Or perhaps one of the other secret operations U.S. forces were engaged in under Kennedy’s presidency triggered his death.

In a year and a half in the Army, I’d encountered many incredible tales of covert actions, including soldiers’ stories about the U.S.-organized invasion of Cuba by anti-Castro groups that foundered in the Bay of Pigs debacle, hush-hush Special Forces operations in various parts of Southeast Asia, and the back-story of how the Cuban Missile Crisis was resolved by a secret agreement by Kennedy to remove U.S. nuclear missiles from Turkey, installed within close firing range of the Soviet Union, in exchange for the Soviets removing the nuclear missiles they set up in Cuba within close range of the United States.

Somewhere in these secret maneuvers was the trigger that fired the bullet that killed Kennedy, I felt. And this cast a huge shadow over my dream of becoming a West Pointer and following in the footsteps of statesmen-generals like Eisenhower, Grant and, harking back to the origins of our nation, Washington. If our military forces couldn’t protect the president of the United States—and the leader of an allied nation whose army we created, advised, supplied and paid—what kind of career was that to aspire to emulate?

And so began my unexpected, emerging career of asking questions, rather than salute and blindly follow orders.        

Wednesday, November 20, 2013

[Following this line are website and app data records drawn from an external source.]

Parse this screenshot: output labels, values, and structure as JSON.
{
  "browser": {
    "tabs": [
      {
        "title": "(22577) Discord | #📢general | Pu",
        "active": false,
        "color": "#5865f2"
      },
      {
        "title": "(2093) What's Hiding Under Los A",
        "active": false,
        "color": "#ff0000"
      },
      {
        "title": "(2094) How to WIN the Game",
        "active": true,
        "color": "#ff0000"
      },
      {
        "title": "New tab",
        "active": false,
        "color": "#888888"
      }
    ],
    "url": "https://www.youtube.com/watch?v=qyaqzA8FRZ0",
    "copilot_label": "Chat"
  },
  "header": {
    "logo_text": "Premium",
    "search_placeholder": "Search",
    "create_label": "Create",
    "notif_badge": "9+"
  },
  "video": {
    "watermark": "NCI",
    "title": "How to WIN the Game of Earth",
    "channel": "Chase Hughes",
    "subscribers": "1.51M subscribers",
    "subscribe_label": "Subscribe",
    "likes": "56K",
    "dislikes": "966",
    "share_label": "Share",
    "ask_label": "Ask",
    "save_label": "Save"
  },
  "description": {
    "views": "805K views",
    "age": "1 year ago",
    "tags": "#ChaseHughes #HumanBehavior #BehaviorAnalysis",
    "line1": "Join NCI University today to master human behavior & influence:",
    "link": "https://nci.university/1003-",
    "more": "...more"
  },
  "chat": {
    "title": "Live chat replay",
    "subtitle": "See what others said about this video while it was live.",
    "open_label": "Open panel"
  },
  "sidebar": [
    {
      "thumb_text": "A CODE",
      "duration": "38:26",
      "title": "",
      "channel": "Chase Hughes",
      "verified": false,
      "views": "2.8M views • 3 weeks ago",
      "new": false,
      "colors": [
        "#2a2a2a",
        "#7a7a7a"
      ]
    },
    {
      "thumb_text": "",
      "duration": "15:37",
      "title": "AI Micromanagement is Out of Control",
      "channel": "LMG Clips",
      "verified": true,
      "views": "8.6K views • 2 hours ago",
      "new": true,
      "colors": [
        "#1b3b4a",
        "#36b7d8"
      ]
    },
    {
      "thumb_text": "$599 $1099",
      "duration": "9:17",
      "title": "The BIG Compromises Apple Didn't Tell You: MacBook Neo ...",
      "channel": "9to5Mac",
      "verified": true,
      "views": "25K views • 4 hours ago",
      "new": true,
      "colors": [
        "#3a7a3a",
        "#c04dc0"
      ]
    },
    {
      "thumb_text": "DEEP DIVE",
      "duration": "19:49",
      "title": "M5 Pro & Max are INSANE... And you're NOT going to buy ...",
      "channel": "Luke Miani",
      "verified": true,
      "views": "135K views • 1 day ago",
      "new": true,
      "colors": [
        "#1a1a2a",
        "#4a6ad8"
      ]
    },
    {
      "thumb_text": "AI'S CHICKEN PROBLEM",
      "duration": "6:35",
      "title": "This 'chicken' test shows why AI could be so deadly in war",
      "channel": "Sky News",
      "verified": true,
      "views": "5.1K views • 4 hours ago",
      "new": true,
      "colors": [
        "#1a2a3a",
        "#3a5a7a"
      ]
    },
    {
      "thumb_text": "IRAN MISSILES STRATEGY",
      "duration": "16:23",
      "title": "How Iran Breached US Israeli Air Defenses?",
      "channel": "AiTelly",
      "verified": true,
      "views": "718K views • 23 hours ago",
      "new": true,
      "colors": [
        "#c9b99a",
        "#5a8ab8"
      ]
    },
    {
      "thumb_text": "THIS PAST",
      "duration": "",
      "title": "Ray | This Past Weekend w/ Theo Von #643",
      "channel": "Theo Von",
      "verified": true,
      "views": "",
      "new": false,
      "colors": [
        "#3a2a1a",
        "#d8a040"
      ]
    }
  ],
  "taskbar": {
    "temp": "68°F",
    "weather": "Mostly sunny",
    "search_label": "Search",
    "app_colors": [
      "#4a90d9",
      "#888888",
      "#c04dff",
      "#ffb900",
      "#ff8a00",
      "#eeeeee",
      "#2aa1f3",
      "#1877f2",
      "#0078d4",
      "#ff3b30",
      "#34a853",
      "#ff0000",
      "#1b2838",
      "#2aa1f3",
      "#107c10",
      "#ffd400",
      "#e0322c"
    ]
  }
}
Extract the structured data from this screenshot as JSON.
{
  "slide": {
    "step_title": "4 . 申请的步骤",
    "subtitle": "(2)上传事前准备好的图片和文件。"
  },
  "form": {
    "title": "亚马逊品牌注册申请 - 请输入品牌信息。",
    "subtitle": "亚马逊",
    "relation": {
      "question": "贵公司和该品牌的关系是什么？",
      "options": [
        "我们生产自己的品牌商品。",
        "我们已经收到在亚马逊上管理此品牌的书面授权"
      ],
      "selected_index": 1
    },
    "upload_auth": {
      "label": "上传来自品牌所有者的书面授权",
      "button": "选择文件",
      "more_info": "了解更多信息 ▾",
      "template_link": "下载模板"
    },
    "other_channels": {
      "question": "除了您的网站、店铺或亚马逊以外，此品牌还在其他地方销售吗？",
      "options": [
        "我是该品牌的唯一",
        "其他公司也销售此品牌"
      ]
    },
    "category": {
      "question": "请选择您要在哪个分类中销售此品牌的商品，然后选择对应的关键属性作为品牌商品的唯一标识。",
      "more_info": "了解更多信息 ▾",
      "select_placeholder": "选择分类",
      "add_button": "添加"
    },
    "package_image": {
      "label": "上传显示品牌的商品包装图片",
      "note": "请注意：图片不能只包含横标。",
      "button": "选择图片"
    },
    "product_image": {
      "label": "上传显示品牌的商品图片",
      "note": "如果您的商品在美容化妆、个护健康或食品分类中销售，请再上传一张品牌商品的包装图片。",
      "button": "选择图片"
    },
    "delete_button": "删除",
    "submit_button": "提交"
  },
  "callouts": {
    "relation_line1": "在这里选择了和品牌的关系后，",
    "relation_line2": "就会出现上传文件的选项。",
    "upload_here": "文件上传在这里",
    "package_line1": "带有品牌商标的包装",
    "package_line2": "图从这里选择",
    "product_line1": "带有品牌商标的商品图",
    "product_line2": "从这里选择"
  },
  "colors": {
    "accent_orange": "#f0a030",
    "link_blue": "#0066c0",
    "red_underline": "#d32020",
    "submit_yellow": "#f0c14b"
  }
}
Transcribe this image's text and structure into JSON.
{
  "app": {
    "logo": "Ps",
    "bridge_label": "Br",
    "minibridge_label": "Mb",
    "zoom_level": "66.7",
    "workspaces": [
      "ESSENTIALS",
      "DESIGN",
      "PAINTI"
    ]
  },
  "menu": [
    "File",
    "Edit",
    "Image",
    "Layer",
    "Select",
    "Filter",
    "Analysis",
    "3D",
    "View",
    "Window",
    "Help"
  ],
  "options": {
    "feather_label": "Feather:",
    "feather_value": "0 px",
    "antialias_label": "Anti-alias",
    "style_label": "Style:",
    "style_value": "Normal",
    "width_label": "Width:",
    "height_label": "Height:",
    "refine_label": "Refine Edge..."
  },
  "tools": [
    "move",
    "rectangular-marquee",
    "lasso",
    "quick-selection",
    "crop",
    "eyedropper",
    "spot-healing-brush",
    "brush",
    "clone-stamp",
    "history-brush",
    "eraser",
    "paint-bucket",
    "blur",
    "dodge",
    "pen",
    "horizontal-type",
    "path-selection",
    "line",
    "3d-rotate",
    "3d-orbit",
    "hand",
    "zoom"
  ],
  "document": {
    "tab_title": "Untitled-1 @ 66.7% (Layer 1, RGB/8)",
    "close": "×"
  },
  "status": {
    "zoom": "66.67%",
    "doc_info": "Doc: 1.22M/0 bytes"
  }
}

New Jersey Veterans Mentoring Program

Public Meeting Thursday at Fairleigh Dickinson University
for New Jersey Military Veterans Mentoring Program

HACKENSACK, NJ—The New Jersey Battle Buddies Mentoring Program is being launched to help expand services offered to military veterans through the state courts’ Veterans Assistance Project.

The first of several public information sessions on the mentoring program is scheduled for Thursday, November 21 at 6-8 p.m. at Fairleigh Dickinson University’s Edward Williams Auditorium, 150 Kotte Place, Hackensack, NJ. 

Speakers at the event include retired state Superior Court Judge Barbara Curran, who serves as a pro-bono counsel for veterans seeking disability benefits and other services; Jim Fallon, of Hoboken, a veterans service officer with the Disabled American Veterans; and Benjamin Levine, a U.S. Navy veteran and Hackensack-based lawyer who is organizing the mentoring program.

 “The idea is to focus mentors to work with veterans who need assistance,” said Levine, who served in the Navy as a pilot. “Who better to understand the problems of veterans than a veteran.”

The Veterans Assistance Project (VAP) was launched in 2008 as a pilot project in state and municipal courts in Atlantic and Union counties and has since expanded statewide. VAP is a joint effort of the state Judiciary, New Jersey Department of Military and Veterans Affairs, and the New Jersey Department of Human Services, Division of Mental Health Services.

“This project seeks to identify veterans as soon as possible after they enter the criminal justice system, and when needed, provide referrals to community resources to address the unique services required by veterans. Those services could include substance use/abuse treatment, mental health counseling, securing veterans’ benefits and if necessary, mentoring by a fellow veteran,” states a summary of the project on the New Jersey Judiciary website. The goal of the project is to aid veterans to overcome or change “behaviors that led to their criminal justice involvement.”

In addition, the mentoring program will assist veterans who potentially face legal problems. The program is seeking honorably discharged veterans of all branches of the U.S. armed services to serve as mentors.

“We’re looking for men and women willing to serve as, essentially, ‘Battle Buddies’ with fellow veterans in the court system,” said Levine. “We are seeking veterans with a variety of life experiences, from college students to older veterans active in community and veterans’ organizations.”

The mentoring program will include training sessions for volunteers and be developed through the assistance of the Administrative Office of the Courts of New Jersey, the New Jersey Department of Military and Veterans Affairs, county veterans service officers, college veterans affairs officers, and veterans service organizations.

For more information, contact: Benjamin Levine at 201-488-1161 or